The Spitfire Grill, based on the film of the same name, tells the story of Percy, a young woman recently paroled from prison. This spunky, yet hardened city dweller decides to make a fresh start by settling in the small town of Gilead, Wisconsin. Though initially met with skepticism and treated as an outsider, Percy finally begins to win over the hearts and trust of the townspeople. Percy not only moves toward recovery from her tormented past, but also serves as an instrument of healing for her newfound friends and neighbors.
The story for The Spitfire Grill is one of redemption and acceptance. Even if the book by James Valcq and the late Fred Alley has a few too many melodramatic moments and some slow spots, it also contains fully developed and sympathetic characters and an uplifting message worthy of telling. Some audience members may find the new, feel-good ending to be a cop out as compared to the movie, but it somehow seems right for this musical version.

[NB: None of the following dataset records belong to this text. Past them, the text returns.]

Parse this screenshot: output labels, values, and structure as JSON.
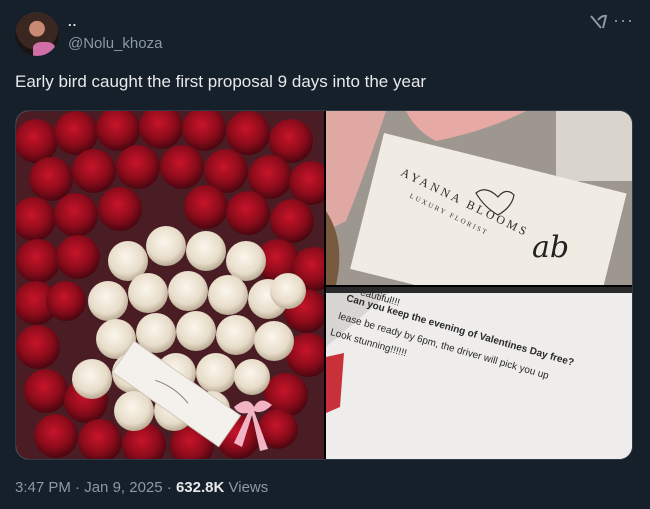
{
  "author": {
    "display_name": "..",
    "handle": "@Nolu_khoza",
    "avatar_icon": "profile-avatar"
  },
  "tweet": {
    "text": "Early bird caught the first proposal 9 days into the year"
  },
  "card_image": {
    "brand_line1": "AYANNA BLOOMS",
    "brand_line2": "LUXURY FLORIST",
    "monogram": "ab"
  },
  "note_image": {
    "lines": [
      "eautiful!!!",
      "Can you keep the evening of Valentines Day free?",
      "lease be ready by 6pm, the driver will pick you up",
      "Look stunning!!!!!!"
    ]
  },
  "footer": {
    "time": "3:47 PM",
    "separator1": "·",
    "date": "Jan 9, 2025",
    "separator2": "·",
    "views_count": "632.8K",
    "views_label": "Views"
  },
  "icons": {
    "grok": "grok-icon",
    "more": "more-options-icon"
  },
  "colors": {
    "background": "#15202b",
    "text_primary": "#e7e9ea",
    "text_secondary": "#8b98a5"
  }
}
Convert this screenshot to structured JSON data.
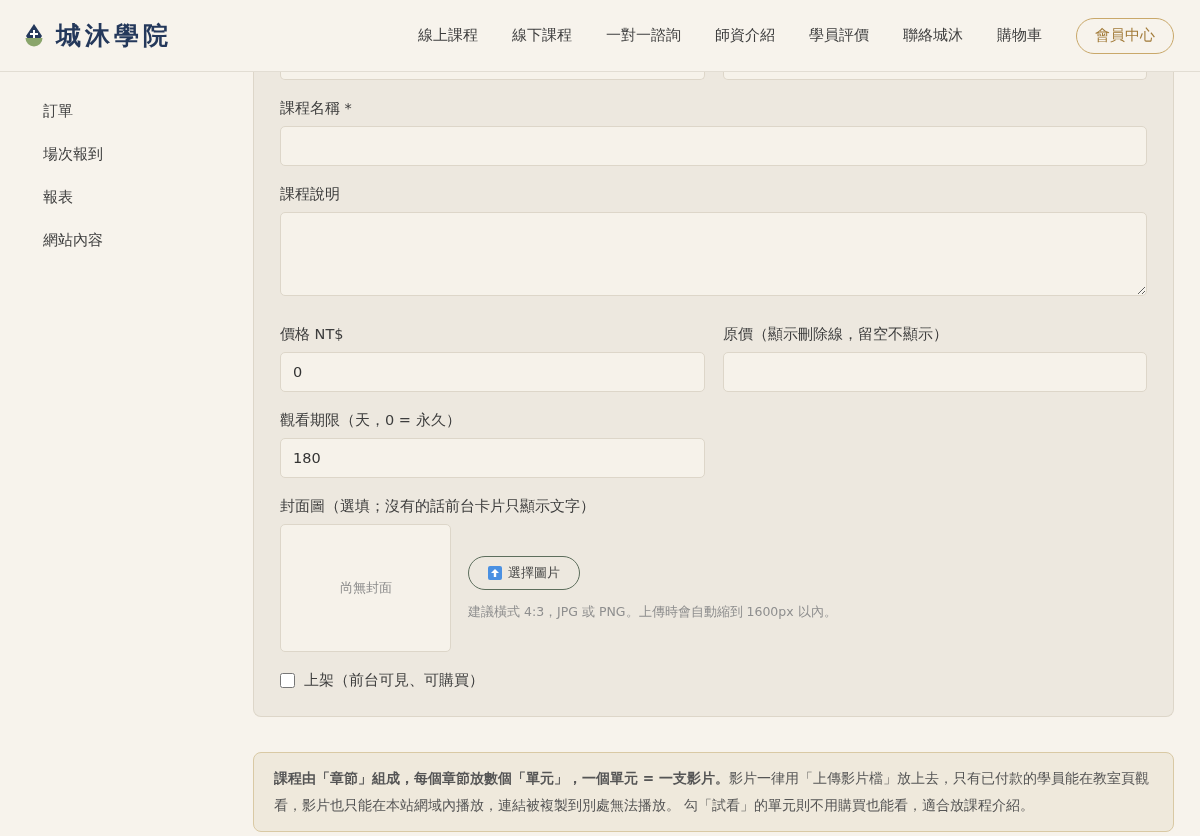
{
  "header": {
    "logo": "城沐學院",
    "nav": [
      {
        "label": "線上課程"
      },
      {
        "label": "線下課程"
      },
      {
        "label": "一對一諮詢"
      },
      {
        "label": "師資介紹"
      },
      {
        "label": "學員評價"
      },
      {
        "label": "聯絡城沐"
      },
      {
        "label": "購物車"
      }
    ],
    "member_button": "會員中心"
  },
  "sidebar": {
    "items": [
      {
        "label": "訂單"
      },
      {
        "label": "場次報到"
      },
      {
        "label": "報表"
      },
      {
        "label": "網站內容"
      }
    ]
  },
  "form": {
    "title_field": {
      "label": "課程名稱 *"
    },
    "description_field": {
      "label": "課程說明"
    },
    "price_field": {
      "label": "價格 NT$",
      "value": "0"
    },
    "original_price_field": {
      "label": "原價（顯示刪除線，留空不顯示）"
    },
    "period_field": {
      "label": "觀看期限（天，0 = 永久）",
      "value": "180"
    },
    "cover": {
      "label": "封面圖（選填；沒有的話前台卡片只顯示文字）",
      "empty_text": "尚無封面",
      "button": "選擇圖片",
      "hint": "建議橫式 4:3，JPG 或 PNG。上傳時會自動縮到 1600px 以內。"
    },
    "published": {
      "label": "上架（前台可見、可購買）",
      "checked": false
    }
  },
  "note": "**課程由「章節」組成，每個章節放數個「單元」，一個單元 = 一支影片。**影片一律用「上傳影片檔」放上去，只有已付款的學員能在教室頁觀看，影片也只能在本站網域內播放，連結被複製到別處無法播放。 勾「試看」的單元則不用購買也能看，適合放課程介紹。"
}
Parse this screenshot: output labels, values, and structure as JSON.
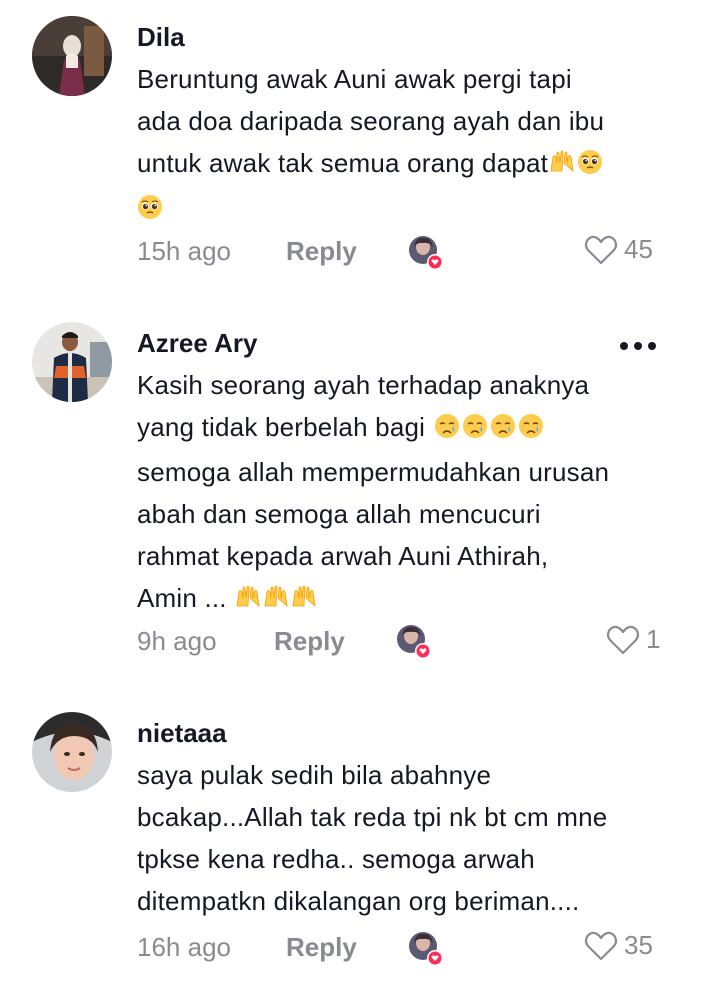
{
  "comments": [
    {
      "username": "Dila",
      "line1": "Beruntung awak Auni awak pergi tapi",
      "line2": "ada doa daripada seorang ayah dan ibu",
      "line3": "untuk awak tak semua orang dapat",
      "time": "15h ago",
      "reply": "Reply",
      "likes": "45"
    },
    {
      "username": "Azree Ary",
      "line1": "Kasih seorang ayah terhadap anaknya",
      "line2": "yang tidak berbelah bagi",
      "line3": "semoga allah mempermudahkan urusan",
      "line4": "abah dan semoga allah mencucuri",
      "line5": "rahmat kepada arwah Auni Athirah,",
      "line6": "Amin ...",
      "time": "9h ago",
      "reply": "Reply",
      "likes": "1"
    },
    {
      "username": "nietaaa",
      "line1": "saya pulak sedih bila abahnye",
      "line2": "bcakap...Allah tak reda tpi nk bt cm mne",
      "line3": "tpkse kena redha.. semoga arwah",
      "line4": "ditempatkn dikalangan org beriman....",
      "time": "16h ago",
      "reply": "Reply",
      "likes": "35"
    }
  ],
  "icons": [
    "heart-icon",
    "more-icon",
    "pleading-face-emoji",
    "raised-hands-emoji",
    "crying-face-emoji",
    "creator-liked-badge"
  ],
  "colors": {
    "text": "#161823",
    "meta": "#8a8b91",
    "badge": "#fe2c55"
  }
}
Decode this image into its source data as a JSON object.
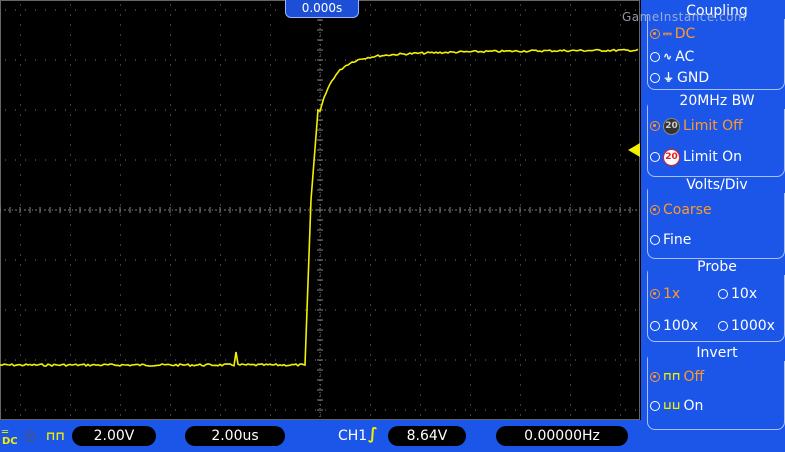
{
  "screen": {
    "time_offset": "0.000s"
  },
  "watermark": "GameInstance.com",
  "menu": {
    "coupling": {
      "title": "Coupling",
      "options": [
        {
          "label": "DC",
          "icon": "dc-coupling-icon",
          "selected": true
        },
        {
          "label": "AC",
          "icon": "ac-coupling-icon",
          "selected": false
        },
        {
          "label": "GND",
          "icon": "ground-icon",
          "selected": false
        }
      ]
    },
    "bw_limit": {
      "title": "20MHz BW",
      "options": [
        {
          "label": "Limit Off",
          "icon_text": "20",
          "selected": true
        },
        {
          "label": "Limit On",
          "icon_text": "20",
          "selected": false
        }
      ]
    },
    "volts_div": {
      "title": "Volts/Div",
      "options": [
        {
          "label": "Coarse",
          "selected": true
        },
        {
          "label": "Fine",
          "selected": false
        }
      ]
    },
    "probe": {
      "title": "Probe",
      "options": [
        {
          "label": "1x",
          "selected": true
        },
        {
          "label": "10x",
          "selected": false
        },
        {
          "label": "100x",
          "selected": false
        },
        {
          "label": "1000x",
          "selected": false
        }
      ]
    },
    "invert": {
      "title": "Invert",
      "options": [
        {
          "label": "Off",
          "selected": true
        },
        {
          "label": "On",
          "selected": false
        }
      ]
    }
  },
  "status_bar": {
    "coupling_icon": "DC",
    "volts_per_div": "2.00V",
    "time_per_div": "2.00us",
    "trigger_source": "CH1",
    "trigger_level": "8.64V",
    "frequency": "0.00000Hz"
  },
  "colors": {
    "trace": "#f3f000",
    "menu_bg": "#1b56e8",
    "selected": "#ff9a2a"
  }
}
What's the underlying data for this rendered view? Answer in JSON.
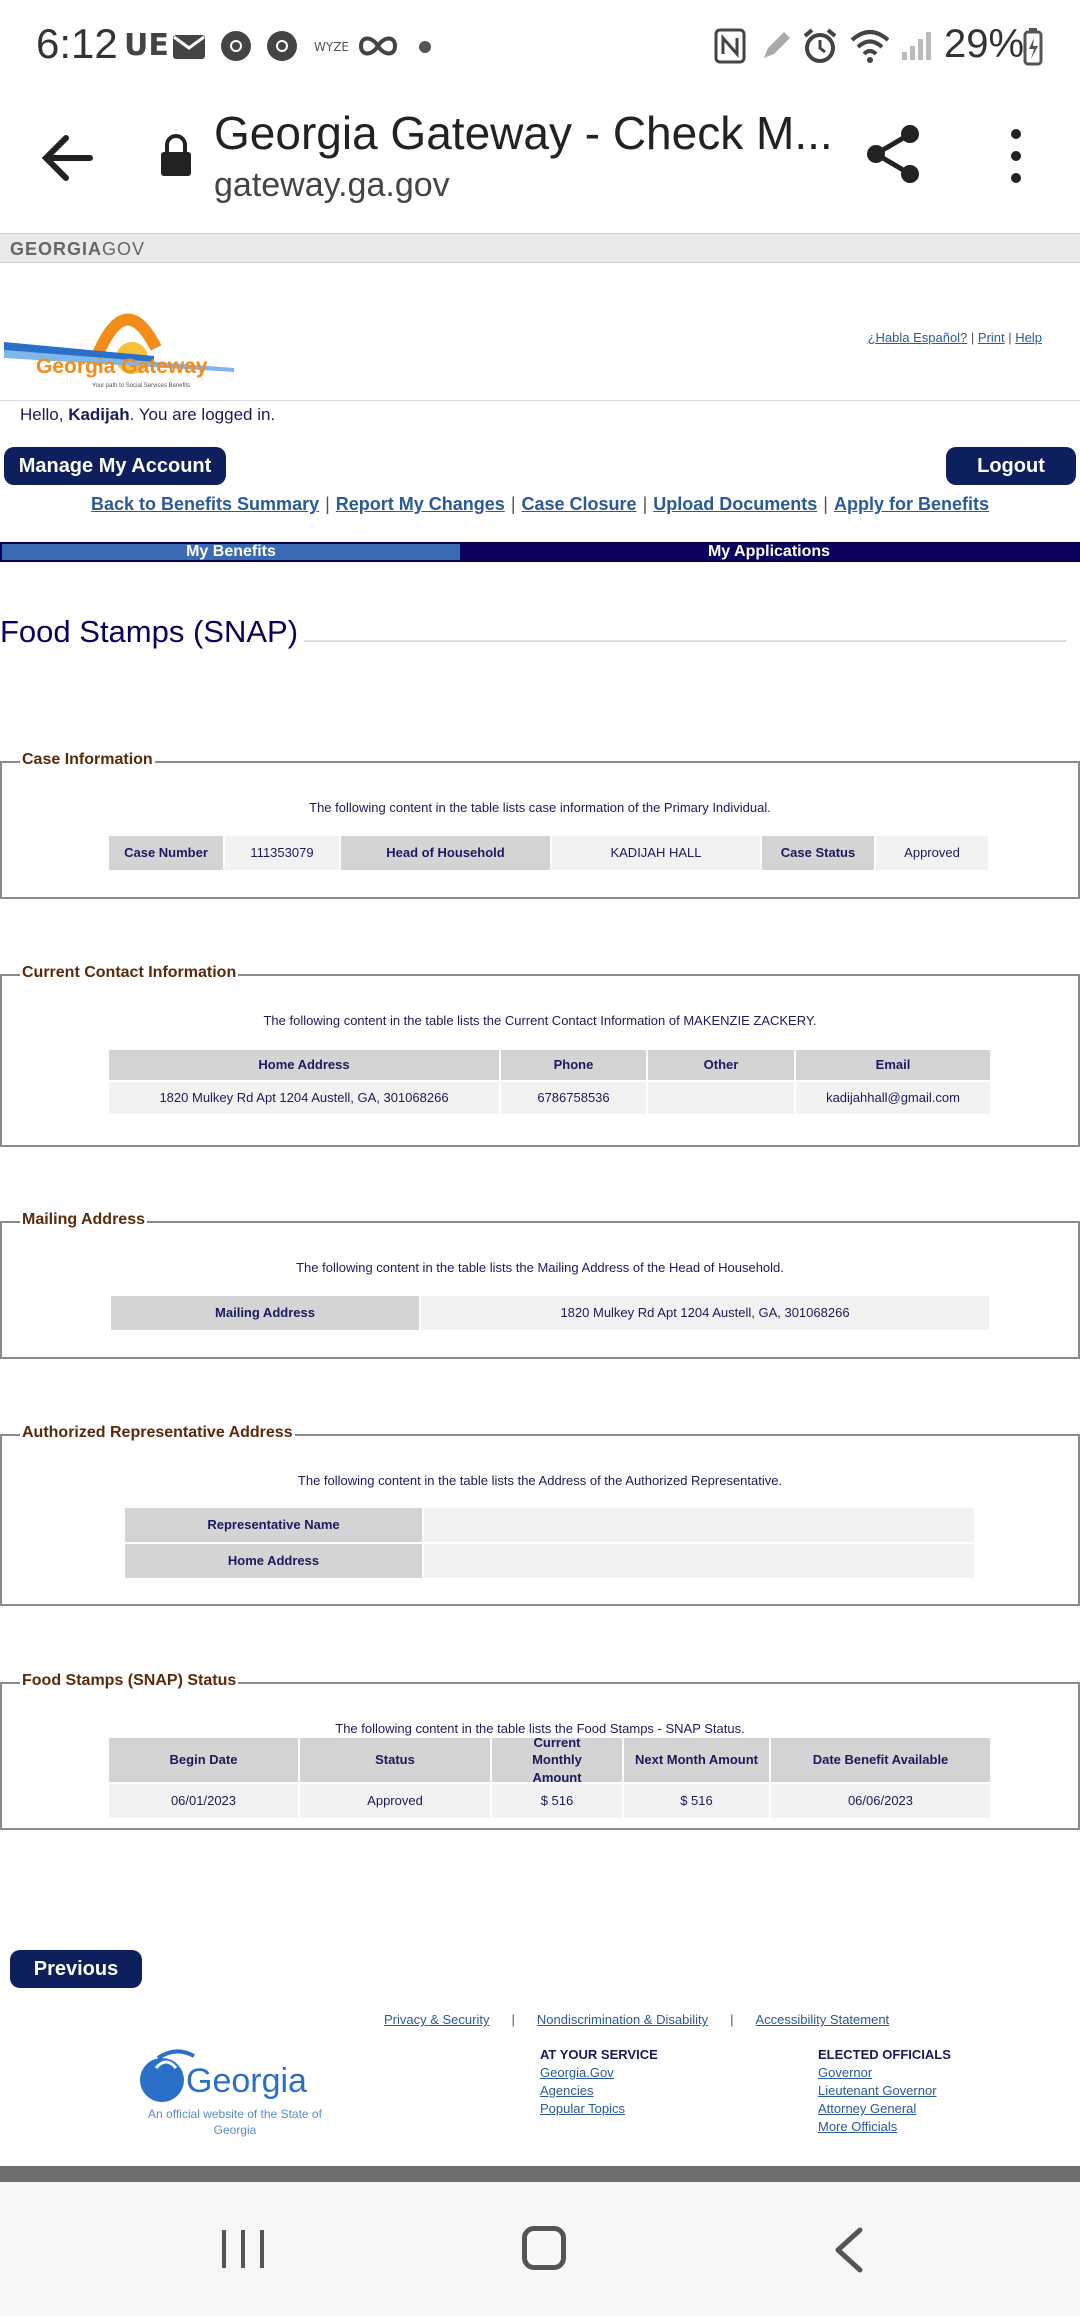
{
  "status_bar": {
    "time": "6:12",
    "left_icons": [
      "UE",
      "mail-icon",
      "chrome-icon",
      "chrome-icon",
      "wyze-icon",
      "infinity-icon",
      "dot-icon"
    ],
    "wyze_label": "WYZE",
    "ue_label": "UE",
    "battery": "29%"
  },
  "browser": {
    "title": "Georgia Gateway - Check M...",
    "url": "gateway.ga.gov"
  },
  "gagov": {
    "label_bold": "GEORGIA",
    "label_rest": "GOV"
  },
  "header": {
    "logo_title": "Georgia Gateway",
    "logo_tagline": "Your path to Social Services Benefits",
    "top_links": [
      "¿Habla Español?",
      "Print",
      "Help"
    ],
    "hello_prefix": "Hello, ",
    "user_name": "Kadijah",
    "hello_suffix": ". You are logged in."
  },
  "buttons": {
    "manage": "Manage My Account",
    "logout": "Logout",
    "previous": "Previous"
  },
  "nav_links": [
    "Back to Benefits Summary",
    "Report My Changes",
    "Case Closure",
    "Upload Documents",
    "Apply for Benefits"
  ],
  "tabs": {
    "benefits": "My Benefits",
    "applications": "My Applications"
  },
  "section_title": "Food Stamps (SNAP)",
  "case_info": {
    "legend": "Case Information",
    "desc": "The following content in the table lists case information of the Primary Individual.",
    "case_number_label": "Case Number",
    "case_number": "111353079",
    "head_label": "Head of Household",
    "head": "KADIJAH HALL",
    "status_label": "Case Status",
    "status": "Approved"
  },
  "contact_info": {
    "legend": "Current Contact Information",
    "desc": "The following content in the table lists the Current Contact Information of MAKENZIE ZACKERY.",
    "headers": [
      "Home Address",
      "Phone",
      "Other",
      "Email"
    ],
    "row": [
      "1820 Mulkey Rd Apt 1204 Austell, GA, 301068266",
      "6786758536",
      "",
      "kadijahhall@gmail.com"
    ]
  },
  "mailing": {
    "legend": "Mailing Address",
    "desc": "The following content in the table lists the Mailing Address of the Head of Household.",
    "label": "Mailing Address",
    "value": "1820 Mulkey Rd Apt 1204 Austell, GA, 301068266"
  },
  "auth_rep": {
    "legend": "Authorized Representative Address",
    "desc": "The following content in the table lists the Address of the Authorized Representative.",
    "name_label": "Representative Name",
    "name": "",
    "address_label": "Home Address",
    "address": ""
  },
  "snap_status": {
    "legend": "Food Stamps (SNAP) Status",
    "desc": "The following content in the table lists the Food Stamps - SNAP Status.",
    "headers": [
      "Begin Date",
      "Status",
      "Current Monthly Amount",
      "Next Month Amount",
      "Date Benefit Available"
    ],
    "row": [
      "06/01/2023",
      "Approved",
      "$ 516",
      "$ 516",
      "06/06/2023"
    ]
  },
  "footer": {
    "links": [
      "Privacy & Security",
      "Nondiscrimination & Disability",
      "Accessibility Statement"
    ],
    "logo_text": "Georgia",
    "logo_sub": "An official website of the State of Georgia",
    "service_heading": "AT YOUR SERVICE",
    "service_links": [
      "Georgia.Gov",
      "Agencies",
      "Popular Topics"
    ],
    "officials_heading": "ELECTED OFFICIALS",
    "officials_links": [
      "Governor",
      "Lieutenant Governor",
      "Attorney General",
      "More Officials"
    ]
  },
  "colors": {
    "navy": "#0d1f5c",
    "tab_active": "#3b6ab5",
    "tab_bar": "#0a005e",
    "legend": "#5a2a0a",
    "link": "#2a5a9a"
  }
}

Valcq and Alley also wrote the score, which features many solid country-flavored theater songs. The show's tender lullabies ("Wild Bird," "Forgotten Lullaby"), comedic charm songs ("Out of the Frying Pan"), and soul-searching emotional ballads ("Shine," "When Hope Goes") are a good fit for this heartwarming story. There are exquisite vocal arrangements throughout, with "Come Alive Again" and "The Colors of Paradise" especially musically thrilling. The only criticism is that too many songs sound similar, but much of this can be blamed on appropriate, yet unvaried orchestrations.
As Percy, Laura Schutter is completely believable as the hardened young lady looking for a new start, while also winning the audience's sympathy as her history unfolds. Ms. Schutter also beautifully handles the role's challenging vocals with aplomb. Kay Bosse displays healthy singing chops as Hannah, the elderly matron of the grill. The character arc from injured soul to tender motherly figure by Ms. Bosse is convincingly accomplished. As Shelby, Katie Pees adequately communicates the low self-esteem caused by a controlling husband, and sings two of the show's most touching numbers with fitting tenderness. Mitchell Jarvis scores very well with his powerful singing in "This Wide Woods" and "Forest For The Trees," but seems a bit wooden in his portrayal of Sheriff Joe. Guy Lemonnier demonstrates his strong singing ability in the underwritten role of Caleb. Renee Franck-Reed capably contributes needed comic relief throughout the production, and D. Tristan Cupp is necessarily mysterious as "the visitor."
With the exception of some confusing images using masked actors in the initial scene, Director Scott Stoney provides this production with all of the attributes it needs to entertain and present its message, including suitable tone, pace, flow, and staging. Music Director Gerald Rheault leads a fine five-member band.
Scenic Designer Dan Gray incorporates a turntable set to allow for efficient use of the space. The mostly wooden set is handsome, and every aspect of the design is a proper fit for the setting. Costumes by Mary Beth McLaughlin likewise suit the small town location and are professionally rendered. The excellently configured and well-implemented lighting is by John Rensel, and Dave Wallingford's sound is clear.
The Spitfire Grill has no excitement-inducing events that take place within its story, but rather focuses on the relationships of realistic people. The Human Race Theatre Company's production boasts a talented cast, praiseworthy achievements in design, and direction that conveys the poignant and personal journeys of these characters. The Spitfire Grill continues at the Loft Theater through November 9, 2003. For tickets, please call (937) 228-3630.